**DATA FOR THIS EXERCISE:**
=-=-=

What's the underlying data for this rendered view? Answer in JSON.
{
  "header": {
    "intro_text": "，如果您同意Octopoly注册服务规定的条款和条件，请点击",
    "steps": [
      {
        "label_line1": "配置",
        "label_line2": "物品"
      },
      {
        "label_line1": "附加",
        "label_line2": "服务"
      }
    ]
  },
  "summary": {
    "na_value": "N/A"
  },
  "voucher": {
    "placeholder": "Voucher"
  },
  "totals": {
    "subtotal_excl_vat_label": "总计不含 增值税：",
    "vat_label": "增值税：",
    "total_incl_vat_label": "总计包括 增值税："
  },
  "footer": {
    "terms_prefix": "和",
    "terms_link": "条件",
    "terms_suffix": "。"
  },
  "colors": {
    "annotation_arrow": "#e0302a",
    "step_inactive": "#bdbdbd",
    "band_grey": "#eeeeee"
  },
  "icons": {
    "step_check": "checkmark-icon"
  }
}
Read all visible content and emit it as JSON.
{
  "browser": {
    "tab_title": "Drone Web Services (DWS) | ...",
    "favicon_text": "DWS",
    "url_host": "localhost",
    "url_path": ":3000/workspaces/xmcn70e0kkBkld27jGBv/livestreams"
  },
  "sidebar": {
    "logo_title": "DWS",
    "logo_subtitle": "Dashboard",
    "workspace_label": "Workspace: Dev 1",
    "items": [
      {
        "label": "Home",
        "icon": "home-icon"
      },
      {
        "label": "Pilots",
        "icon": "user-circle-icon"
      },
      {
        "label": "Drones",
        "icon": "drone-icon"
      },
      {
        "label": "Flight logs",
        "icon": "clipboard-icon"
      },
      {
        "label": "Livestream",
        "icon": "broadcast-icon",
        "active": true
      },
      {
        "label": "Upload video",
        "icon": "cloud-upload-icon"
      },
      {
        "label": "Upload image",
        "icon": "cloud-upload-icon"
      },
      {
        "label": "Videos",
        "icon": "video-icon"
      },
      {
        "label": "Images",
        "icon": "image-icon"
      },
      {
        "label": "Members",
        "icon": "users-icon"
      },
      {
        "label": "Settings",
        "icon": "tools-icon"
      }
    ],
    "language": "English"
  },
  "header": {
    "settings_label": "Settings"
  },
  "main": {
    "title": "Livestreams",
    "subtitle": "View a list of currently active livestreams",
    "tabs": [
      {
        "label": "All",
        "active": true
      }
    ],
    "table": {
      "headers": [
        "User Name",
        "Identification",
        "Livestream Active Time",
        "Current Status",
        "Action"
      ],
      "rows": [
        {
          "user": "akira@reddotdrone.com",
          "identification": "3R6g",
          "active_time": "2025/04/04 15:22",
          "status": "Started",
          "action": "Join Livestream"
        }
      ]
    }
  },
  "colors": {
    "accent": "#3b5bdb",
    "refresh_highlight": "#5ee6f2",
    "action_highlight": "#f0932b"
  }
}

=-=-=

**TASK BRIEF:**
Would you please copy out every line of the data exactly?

**EXPECTED ANSWER:**
What's the underlying data for this rendered view? Answer in JSON.
{
  "header": {
    "intro_text": "，如果您同意Octopoly注册服务规定的条款和条件，请点击",
    "steps": [
      {
        "label_line1": "配置",
        "label_line2": "物品"
      },
      {
        "label_line1": "附加",
        "label_line2": "服务"
      }
    ]
  },
  "summary": {
    "na_value": "N/A"
  },
  "voucher": {
    "placeholder": "Voucher"
  },
  "totals": {
    "subtotal_excl_vat_label": "总计不含 增值税：",
    "vat_label": "增值税：",
    "total_incl_vat_label": "总计包括 增值税："
  },
  "footer": {
    "terms_prefix": "和",
    "terms_link": "条件",
    "terms_suffix": "。"
  },
  "colors": {
    "annotation_arrow": "#e0302a",
    "step_inactive": "#bdbdbd",
    "band_grey": "#eeeeee"
  },
  "icons": {
    "step_check": "checkmark-icon"
  }
}
Read all visible content and emit it as JSON.
{
  "browser": {
    "tab_title": "Drone Web Services (DWS) | ...",
    "favicon_text": "DWS",
    "url_host": "localhost",
    "url_path": ":3000/workspaces/xmcn70e0kkBkld27jGBv/livestreams"
  },
  "sidebar": {
    "logo_title": "DWS",
    "logo_subtitle": "Dashboard",
    "workspace_label": "Workspace: Dev 1",
    "items": [
      {
        "label": "Home",
        "icon": "home-icon"
      },
      {
        "label": "Pilots",
        "icon": "user-circle-icon"
      },
      {
        "label": "Drones",
        "icon": "drone-icon"
      },
      {
        "label": "Flight logs",
        "icon": "clipboard-icon"
      },
      {
        "label": "Livestream",
        "icon": "broadcast-icon",
        "active": true
      },
      {
        "label": "Upload video",
        "icon": "cloud-upload-icon"
      },
      {
        "label": "Upload image",
        "icon": "cloud-upload-icon"
      },
      {
        "label": "Videos",
        "icon": "video-icon"
      },
      {
        "label": "Images",
        "icon": "image-icon"
      },
      {
        "label": "Members",
        "icon": "users-icon"
      },
      {
        "label": "Settings",
        "icon": "tools-icon"
      }
    ],
    "language": "English"
  },
  "header": {
    "settings_label": "Settings"
  },
  "main": {
    "title": "Livestreams",
    "subtitle": "View a list of currently active livestreams",
    "tabs": [
      {
        "label": "All",
        "active": true
      }
    ],
    "table": {
      "headers": [
        "User Name",
        "Identification",
        "Livestream Active Time",
        "Current Status",
        "Action"
      ],
      "rows": [
        {
          "user": "akira@reddotdrone.com",
          "identification": "3R6g",
          "active_time": "2025/04/04 15:22",
          "status": "Started",
          "action": "Join Livestream"
        }
      ]
    }
  },
  "colors": {
    "accent": "#3b5bdb",
    "refresh_highlight": "#5ee6f2",
    "action_highlight": "#f0932b"
  }
}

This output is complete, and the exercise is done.